THE ELITES ARE DISGRUNTLED at Kim Jong Un’s impulsive temper and insensitivity, according to this Chosun Ilbo report. Separately, this report talks about endemic corruption and economic inequality in North Korea.
Meanwhile, a third Chosun Ilbo survey of 100 North Koreans in China suggests that the marketization of the peoples’ economy has passed the point of no return.
Between 70 and 90 percent of North Koreans make ends meet by buying and selling goods in the grey or black market now that the state rationing system has effectively been wiped out, according to a survey.
The survey was conducted by the Chosun Ilbo and Center for Cultural Unification Studies among 100 North Koreans living in the Chinese border areas of Dandong and Yanji from January until May. [….]

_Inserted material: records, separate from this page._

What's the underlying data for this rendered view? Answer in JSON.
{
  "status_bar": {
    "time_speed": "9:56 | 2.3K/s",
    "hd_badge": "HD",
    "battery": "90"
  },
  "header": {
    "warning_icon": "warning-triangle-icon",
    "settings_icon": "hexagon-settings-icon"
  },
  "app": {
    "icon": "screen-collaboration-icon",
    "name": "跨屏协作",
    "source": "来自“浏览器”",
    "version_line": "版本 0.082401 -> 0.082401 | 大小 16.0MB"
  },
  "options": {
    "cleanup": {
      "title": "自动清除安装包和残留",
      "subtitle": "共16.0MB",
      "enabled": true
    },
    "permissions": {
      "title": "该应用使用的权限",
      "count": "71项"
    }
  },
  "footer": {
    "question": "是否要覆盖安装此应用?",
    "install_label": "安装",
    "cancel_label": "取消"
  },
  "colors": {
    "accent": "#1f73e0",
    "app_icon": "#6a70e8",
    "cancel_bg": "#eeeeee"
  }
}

“The state rationing system has collapsed except in Pyongyang and a few other areas, and it’s difficult to survive on your wages alone, so most people make ends meet by selling goods,” one North Korean said.
Another said, “A worker makes around W3,000 a month, but that’s not enough to buy even a kilogram of rice, so you’d starve to death unless you sell goods at markets.” He added, “You get scolded for not showing up for work, so people go to the office in the morning to check in and then head to the market.” [Chosun Ilbo]

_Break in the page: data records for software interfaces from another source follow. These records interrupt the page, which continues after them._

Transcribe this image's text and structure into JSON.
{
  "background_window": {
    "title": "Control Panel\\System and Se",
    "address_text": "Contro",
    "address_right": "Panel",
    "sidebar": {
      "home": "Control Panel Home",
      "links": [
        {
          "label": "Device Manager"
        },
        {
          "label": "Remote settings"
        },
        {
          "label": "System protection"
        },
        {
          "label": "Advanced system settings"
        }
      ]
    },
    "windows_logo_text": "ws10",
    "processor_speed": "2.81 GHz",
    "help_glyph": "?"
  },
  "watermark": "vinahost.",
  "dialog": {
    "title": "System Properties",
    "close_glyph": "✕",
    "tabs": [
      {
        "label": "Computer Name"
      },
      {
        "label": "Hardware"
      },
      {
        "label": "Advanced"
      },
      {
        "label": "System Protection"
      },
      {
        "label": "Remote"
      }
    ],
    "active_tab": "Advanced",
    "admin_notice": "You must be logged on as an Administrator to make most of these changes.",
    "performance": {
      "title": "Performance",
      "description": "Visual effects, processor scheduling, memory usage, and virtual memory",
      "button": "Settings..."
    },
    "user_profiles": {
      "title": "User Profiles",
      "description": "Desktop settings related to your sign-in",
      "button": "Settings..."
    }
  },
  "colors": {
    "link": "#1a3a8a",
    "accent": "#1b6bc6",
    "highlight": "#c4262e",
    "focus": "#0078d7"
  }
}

The survey also provides a basis for an interesting analysis by Christopher Green, at Sino-NK. Those surveyed support reunification overwhelmingly. Surprisingly for people who live by trading, they support a transition to capitalism in a unified Korea by a less overwhelming margin.

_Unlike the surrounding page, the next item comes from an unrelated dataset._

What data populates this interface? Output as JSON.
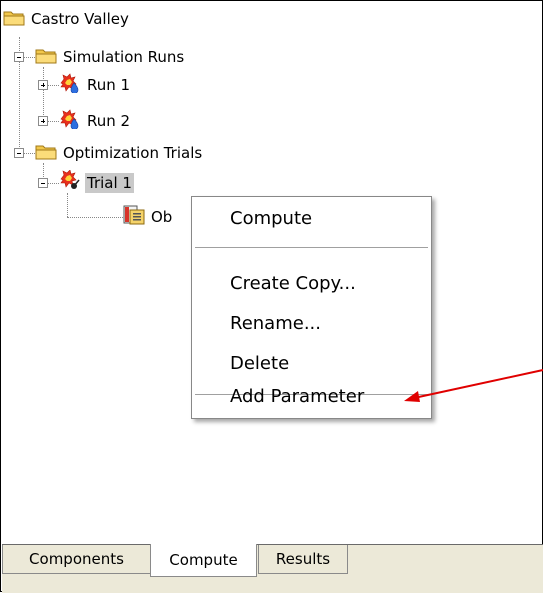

One always wonders about sampling and selection bias in stories like these. Are views like these really predominant in Pyongyang, in particular? I can’t say, but it is significant that in a society that demands unanimous obedience, the Chosun Ilbo was able to find dissenters. And yes, I believe that it really did find them.